Guyot-Bender is the author of Poétique et politique de l'ambiguité chez Patrick Modiano (1999), and the co-editor of Paradigms of Memory: The Occupation and Other Hi/stories in the Novels of Patrick Modiano (1998). Her recent publications include articles and book chapters on cultural stereotypes (Sites, Summer 2001); French popular fiction (French Popular Culture, 2003); and French cinema and media (Women in French, 2004; Sites, Fall 2005). She has also published articles on Belgian-born novelist Amélie Nothomb, and on Simone de Beauvoir’s social novel ‘Les belles images’ in a special issue of Lendemains, dedicated to the 100th anniversary of de Beauvoir’s birth (December 2008).
In addition, Guyot-Bender has presented many conference papers and contributed encyclopedia entries on popular culture during the Nazi occupation in France. A co-editor of Women in French Newsletter and a Cornell University visiting regional scholar since 2003, she is currently conducting research on French militant documentary film.
She is a specialist in 19th-century literature with particular interest in French women writers, literary humor and urban literature. She has contributed articles about Delphine Gay de Girardin to Symposium, Romantisme and, Modernity and the Mass Press in Nineteenth-Century France.
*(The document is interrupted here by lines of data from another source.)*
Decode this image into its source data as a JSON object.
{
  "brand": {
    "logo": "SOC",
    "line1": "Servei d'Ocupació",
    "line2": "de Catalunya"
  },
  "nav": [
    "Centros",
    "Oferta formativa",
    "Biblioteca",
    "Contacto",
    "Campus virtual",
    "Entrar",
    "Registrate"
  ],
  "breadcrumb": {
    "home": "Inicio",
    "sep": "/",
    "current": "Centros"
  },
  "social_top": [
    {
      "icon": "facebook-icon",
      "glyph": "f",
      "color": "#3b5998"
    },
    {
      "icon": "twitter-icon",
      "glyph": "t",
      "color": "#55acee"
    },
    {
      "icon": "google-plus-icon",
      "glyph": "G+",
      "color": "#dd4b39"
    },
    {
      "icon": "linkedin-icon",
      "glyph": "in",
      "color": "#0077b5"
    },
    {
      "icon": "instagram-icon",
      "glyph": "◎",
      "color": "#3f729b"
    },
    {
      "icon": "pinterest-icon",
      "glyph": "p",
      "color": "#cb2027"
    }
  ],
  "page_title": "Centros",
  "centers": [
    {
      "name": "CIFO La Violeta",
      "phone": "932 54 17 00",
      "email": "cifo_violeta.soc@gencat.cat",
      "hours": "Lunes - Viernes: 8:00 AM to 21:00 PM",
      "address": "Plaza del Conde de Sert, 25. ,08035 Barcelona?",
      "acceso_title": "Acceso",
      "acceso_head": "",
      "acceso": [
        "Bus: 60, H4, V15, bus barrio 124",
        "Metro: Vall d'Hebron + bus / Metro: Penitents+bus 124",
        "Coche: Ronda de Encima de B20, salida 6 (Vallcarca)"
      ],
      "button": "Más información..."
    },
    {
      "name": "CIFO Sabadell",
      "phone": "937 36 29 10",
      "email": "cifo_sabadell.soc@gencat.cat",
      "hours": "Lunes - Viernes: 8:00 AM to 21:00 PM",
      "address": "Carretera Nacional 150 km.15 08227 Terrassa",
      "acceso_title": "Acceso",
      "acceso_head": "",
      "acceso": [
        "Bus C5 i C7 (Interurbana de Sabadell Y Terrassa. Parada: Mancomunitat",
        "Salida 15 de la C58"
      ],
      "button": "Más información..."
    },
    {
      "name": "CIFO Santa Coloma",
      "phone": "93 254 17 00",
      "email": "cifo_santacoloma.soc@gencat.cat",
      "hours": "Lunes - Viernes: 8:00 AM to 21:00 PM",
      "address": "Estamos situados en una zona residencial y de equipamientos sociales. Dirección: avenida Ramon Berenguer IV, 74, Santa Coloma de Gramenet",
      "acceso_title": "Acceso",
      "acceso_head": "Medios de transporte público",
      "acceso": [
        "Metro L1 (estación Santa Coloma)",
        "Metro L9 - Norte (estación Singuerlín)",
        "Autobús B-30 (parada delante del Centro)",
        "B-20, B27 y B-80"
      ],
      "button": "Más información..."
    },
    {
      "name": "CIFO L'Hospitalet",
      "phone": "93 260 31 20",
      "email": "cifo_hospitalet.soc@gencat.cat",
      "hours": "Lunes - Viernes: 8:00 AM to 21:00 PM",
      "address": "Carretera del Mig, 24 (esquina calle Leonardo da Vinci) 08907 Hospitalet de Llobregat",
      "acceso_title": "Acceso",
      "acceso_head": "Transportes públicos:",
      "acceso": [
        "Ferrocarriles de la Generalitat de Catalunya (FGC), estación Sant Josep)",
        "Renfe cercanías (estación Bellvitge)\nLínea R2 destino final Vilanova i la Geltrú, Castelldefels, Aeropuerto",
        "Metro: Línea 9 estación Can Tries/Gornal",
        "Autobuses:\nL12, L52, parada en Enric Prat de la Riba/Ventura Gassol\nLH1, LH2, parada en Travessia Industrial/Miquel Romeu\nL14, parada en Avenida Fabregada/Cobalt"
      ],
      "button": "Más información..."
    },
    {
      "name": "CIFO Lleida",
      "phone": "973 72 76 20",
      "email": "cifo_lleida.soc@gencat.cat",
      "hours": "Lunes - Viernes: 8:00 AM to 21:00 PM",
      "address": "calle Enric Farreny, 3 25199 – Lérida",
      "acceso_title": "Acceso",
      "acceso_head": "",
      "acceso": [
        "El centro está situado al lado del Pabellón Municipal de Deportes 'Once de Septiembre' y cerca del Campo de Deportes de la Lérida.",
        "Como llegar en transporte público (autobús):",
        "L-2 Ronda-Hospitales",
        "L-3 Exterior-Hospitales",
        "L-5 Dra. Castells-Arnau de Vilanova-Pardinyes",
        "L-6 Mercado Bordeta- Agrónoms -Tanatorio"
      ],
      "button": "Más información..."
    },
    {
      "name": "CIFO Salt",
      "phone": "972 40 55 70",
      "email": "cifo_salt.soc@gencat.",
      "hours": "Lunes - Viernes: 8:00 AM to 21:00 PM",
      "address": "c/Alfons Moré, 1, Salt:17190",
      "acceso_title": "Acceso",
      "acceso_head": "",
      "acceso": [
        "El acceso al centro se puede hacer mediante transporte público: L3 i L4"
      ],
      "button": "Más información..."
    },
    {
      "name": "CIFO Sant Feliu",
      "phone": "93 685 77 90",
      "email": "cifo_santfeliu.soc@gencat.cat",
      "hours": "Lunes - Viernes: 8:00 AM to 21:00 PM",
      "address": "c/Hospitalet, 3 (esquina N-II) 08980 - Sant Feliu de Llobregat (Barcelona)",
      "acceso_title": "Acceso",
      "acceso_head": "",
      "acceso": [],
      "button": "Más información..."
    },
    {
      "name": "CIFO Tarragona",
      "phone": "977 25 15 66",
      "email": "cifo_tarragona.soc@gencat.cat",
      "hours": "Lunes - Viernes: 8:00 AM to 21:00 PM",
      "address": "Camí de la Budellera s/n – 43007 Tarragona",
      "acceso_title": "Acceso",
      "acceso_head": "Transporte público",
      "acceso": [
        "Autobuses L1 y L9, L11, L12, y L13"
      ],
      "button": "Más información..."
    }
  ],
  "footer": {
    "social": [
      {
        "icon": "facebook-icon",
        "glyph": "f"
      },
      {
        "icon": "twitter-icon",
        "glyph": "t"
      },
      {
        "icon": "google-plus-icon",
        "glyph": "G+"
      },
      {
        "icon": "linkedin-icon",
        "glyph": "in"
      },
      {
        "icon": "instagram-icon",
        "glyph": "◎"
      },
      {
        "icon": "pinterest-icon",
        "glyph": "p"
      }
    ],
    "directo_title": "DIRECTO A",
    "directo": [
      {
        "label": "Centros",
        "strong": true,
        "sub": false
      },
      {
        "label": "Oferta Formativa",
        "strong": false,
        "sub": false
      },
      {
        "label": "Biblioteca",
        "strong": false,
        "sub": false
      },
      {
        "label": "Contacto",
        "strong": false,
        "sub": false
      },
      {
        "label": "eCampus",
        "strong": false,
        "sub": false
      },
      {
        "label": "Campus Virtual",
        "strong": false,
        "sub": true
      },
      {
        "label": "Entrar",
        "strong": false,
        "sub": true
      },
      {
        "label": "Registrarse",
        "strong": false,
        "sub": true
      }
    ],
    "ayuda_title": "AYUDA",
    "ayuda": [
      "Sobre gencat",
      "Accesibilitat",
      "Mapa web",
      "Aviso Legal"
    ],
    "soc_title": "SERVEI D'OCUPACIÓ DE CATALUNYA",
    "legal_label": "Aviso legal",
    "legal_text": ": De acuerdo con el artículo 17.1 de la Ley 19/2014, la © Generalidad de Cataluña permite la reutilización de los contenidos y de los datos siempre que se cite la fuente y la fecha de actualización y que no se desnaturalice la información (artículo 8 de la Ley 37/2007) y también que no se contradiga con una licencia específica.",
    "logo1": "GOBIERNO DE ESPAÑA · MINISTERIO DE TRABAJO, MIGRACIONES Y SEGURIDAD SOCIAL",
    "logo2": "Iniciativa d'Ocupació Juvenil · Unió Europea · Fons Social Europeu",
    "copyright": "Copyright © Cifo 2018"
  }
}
Morgan also wrote an article on Stendahl's "Le Rouge et le noir" for the MLA Approaches to Teaching World Literature, and has contributed entries to the Feminist Companion to French Literature. She is co-editor of Contre-courants: Les femmes s'ecrivent a travers les siecles, a classroom anthology of women's writers and pedagogical apparatus. Morgan is currently working on a cultural critical biography of Delphine Gay de Girardin and editing a collection of articles devoted to French women's humor post-1789.
Mwantuali received a master's in community economic development from Southern New Hampshire University and both a master's and bachelor's in French literature and African linguistics from the University of Zaire.
Throughout much of the 1980s, prior to coming to the United States, Mwantuali served as a teacher, trainer and language coordinator at the U.S. Peace Corps Training Centers in Zaire and Burundi.
He has written three books in French: Michel Leiris et le Négro-Africain, Paris: Nouvelles du Sud, 1999; and Septuagénaire, University Press of the South, New Orleans, 2000, L’impair de la nation, Yaoundé, Clé, 2007, as well as several articles on French and African literatures. He is working on two books in African literature and one novel (his first in English).More about Joseph Mwantuali >>
He was named a knight in the Order of the Palmes Académiques by the French Ministry of Education in 1998, and promoted to officer in 2008. O'Neal directed the Hamilton in France program six times between 1986 and 2004 and has lectured at the Sorbonne and the Ecole Normale Supérieure.
He has written extensively in both French and English about 18th-century French literature and thought. O'Neal has authored numerous books and articles, including Changing Minds: The Shifting Perception of Culture in Eighteenth-Century France (2002) and The Authority of Experience: Sensationist Theory in the French Enlightenment (1996). His latest authored book, The Progressive Poetics of Confusion in the French Enlightenment, was published by University of Delaware Press in 2011. O'Neal's most recent edited books are Approaches to Teaching Rousseau's Confessions and Reveries (Modern Language Association, 2003 with Ourida Mostefai) and The Nature of Rousseau's Rêveries: Physical, Human, Aesthetic (from the Voltaire Foundation in Oxford in 2008).More about John C. O'Neal >>
Li specializes in teaching Chinese to adult learners. She also worked with the U.S. Consulate General in Shanghai for two years, and that experience led her to focus on modern Chinese society rather than only the language.
During her degree course, Li worked as a part-time English teacher in the international department at Beijing Huiwen Middle School for two years. She also worked as an English and Korean translator for Canon (China) and other companies.